Referenced by
Citing PatentFiling datePublication dateApplicantTitle
US7363228Sep 18, 2003Apr 22, 2008Interactive Intelligence, Inc.Speech recognition system and method
US7653545Jun 9, 2000Jan 26, 2010Telstra Corporation LimitedMethod of developing an interactive system
US7712031 *Jul 24, 2003May 4, 2010Telstra Corporation LimitedSystem and process for developing a voice application
US7729919Jul 3, 2003Jun 1, 2010Microsoft CorporationCombining use of a stepwise markup language and an object oriented development tool
US7814501Mar 17, 2006Oct 12, 2010Microsoft CorporationApplication execution in a network based environment
US7917363Feb 11, 2004Mar 29, 2011Telstra Corporation LimitedSystem for predicting speech recognition accuracy and development for a dialog system
US8046227Sep 5, 2003Oct 25, 2011Telestra Corporation LimitedDevelopment system for a dialog system

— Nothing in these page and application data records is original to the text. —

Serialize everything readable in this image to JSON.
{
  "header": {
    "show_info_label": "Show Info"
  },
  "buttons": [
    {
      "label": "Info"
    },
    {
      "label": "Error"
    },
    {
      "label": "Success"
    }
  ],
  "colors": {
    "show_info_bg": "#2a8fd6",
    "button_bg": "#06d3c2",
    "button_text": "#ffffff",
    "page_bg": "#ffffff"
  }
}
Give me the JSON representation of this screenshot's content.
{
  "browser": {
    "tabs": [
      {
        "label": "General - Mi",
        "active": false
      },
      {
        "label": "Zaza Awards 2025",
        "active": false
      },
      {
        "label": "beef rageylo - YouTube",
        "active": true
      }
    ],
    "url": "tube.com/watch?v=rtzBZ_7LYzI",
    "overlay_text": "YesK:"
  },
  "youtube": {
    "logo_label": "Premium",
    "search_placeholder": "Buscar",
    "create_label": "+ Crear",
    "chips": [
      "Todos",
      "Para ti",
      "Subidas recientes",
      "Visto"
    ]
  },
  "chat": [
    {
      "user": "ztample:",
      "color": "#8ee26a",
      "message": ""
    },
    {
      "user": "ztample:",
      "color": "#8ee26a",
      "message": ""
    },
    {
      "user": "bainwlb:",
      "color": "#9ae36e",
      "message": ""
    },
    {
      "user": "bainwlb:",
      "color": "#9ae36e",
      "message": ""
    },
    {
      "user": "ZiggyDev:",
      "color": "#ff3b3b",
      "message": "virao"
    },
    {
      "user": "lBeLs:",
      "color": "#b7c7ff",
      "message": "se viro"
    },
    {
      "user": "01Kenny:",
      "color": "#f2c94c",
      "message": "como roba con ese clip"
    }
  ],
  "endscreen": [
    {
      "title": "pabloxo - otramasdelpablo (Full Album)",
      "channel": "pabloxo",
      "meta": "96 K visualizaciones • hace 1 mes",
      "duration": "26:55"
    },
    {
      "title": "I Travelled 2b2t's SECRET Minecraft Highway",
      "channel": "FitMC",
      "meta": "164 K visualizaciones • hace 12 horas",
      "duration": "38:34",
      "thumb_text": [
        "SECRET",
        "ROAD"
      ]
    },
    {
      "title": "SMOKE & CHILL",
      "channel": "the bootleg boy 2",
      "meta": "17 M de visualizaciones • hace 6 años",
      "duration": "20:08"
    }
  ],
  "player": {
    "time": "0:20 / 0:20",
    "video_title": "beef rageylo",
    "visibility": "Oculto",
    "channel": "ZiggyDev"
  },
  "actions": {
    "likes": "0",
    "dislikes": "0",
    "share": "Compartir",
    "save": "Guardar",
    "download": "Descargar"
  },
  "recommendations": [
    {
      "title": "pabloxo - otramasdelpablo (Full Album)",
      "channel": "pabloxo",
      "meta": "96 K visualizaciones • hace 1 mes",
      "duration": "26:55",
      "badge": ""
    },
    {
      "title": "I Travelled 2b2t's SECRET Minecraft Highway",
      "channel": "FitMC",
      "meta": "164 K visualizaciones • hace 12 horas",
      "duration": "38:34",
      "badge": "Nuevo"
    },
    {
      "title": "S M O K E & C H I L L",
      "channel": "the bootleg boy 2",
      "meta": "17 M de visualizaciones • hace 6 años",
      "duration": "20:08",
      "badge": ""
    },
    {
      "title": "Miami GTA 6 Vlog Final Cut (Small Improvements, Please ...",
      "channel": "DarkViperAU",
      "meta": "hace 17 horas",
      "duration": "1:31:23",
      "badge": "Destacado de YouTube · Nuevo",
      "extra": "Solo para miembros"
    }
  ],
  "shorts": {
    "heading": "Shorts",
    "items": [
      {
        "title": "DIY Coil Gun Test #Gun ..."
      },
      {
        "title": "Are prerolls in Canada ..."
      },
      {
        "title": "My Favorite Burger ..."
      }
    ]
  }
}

US8069047 *Feb 12, 2007Nov 29, 2011Nuance Communications, Inc.Dynamically defining a VoiceXML grammar in an X+V page of a multimodal application
US8296129Apr 29, 2004Oct 23, 2012Telstra Corporation LimitedSystem and process for grammatical inference
US8457289May 18, 2011Jun 4, 2013International Business Machines CorporationSystem and method for collaborative content creation on the Telecom Web
US8639515 *Nov 10, 2005Jan 28, 2014International Business Machines CorporationExtending voice-based markup using a plug-in framework
US8671388Jan 28, 2011Mar 11, 2014International Business Machines CorporationSoftware development and programming through voice
US8804921Jul 21, 2012Aug 12, 2014International Business Machines CorporationSystem for collaborative content creation on the telecom web
US20110161927 *Mar 7, 2011Jun 30, 2011Verizon Patent And Licensing Inc.Generating voice extensible markup language (vxml) documents
US20120296646 *May 17, 2011Nov 22, 2012Microsoft CorporationMulti-mode text input
CN100576171CJun 30, 2004Dec 30, 2009微软公司System and method for combined use of stepped mark language and object oriented development tool
EP1501268A1Jun 15, 2004Jan 26, 2005Microsoft CorporationCombining use of a stepwise markup language and an object oriented development tool
Classifications
U.S. Classification704/270.1, 704/E15.045
International ClassificationH04M3/493, G10L15/26
Cooperative ClassificationH04M2201/40, H04M3/4936, G10L15/265
European ClassificationH04M3/493S, G10L15/26A
Legal Events
DateCodeEventDescription
Aug 24, 2001ASAssignment
Owner name: BEVOCAL, INC., CALIFORNIA
Free format text: ASSIGNMENT OF ASSIGNORS INTEREST;ASSIGNORS:PFEIFFER, RALF I.;WERNER, LAURA A.;REEL/FRAME:012121/0276
Effective date: 20010727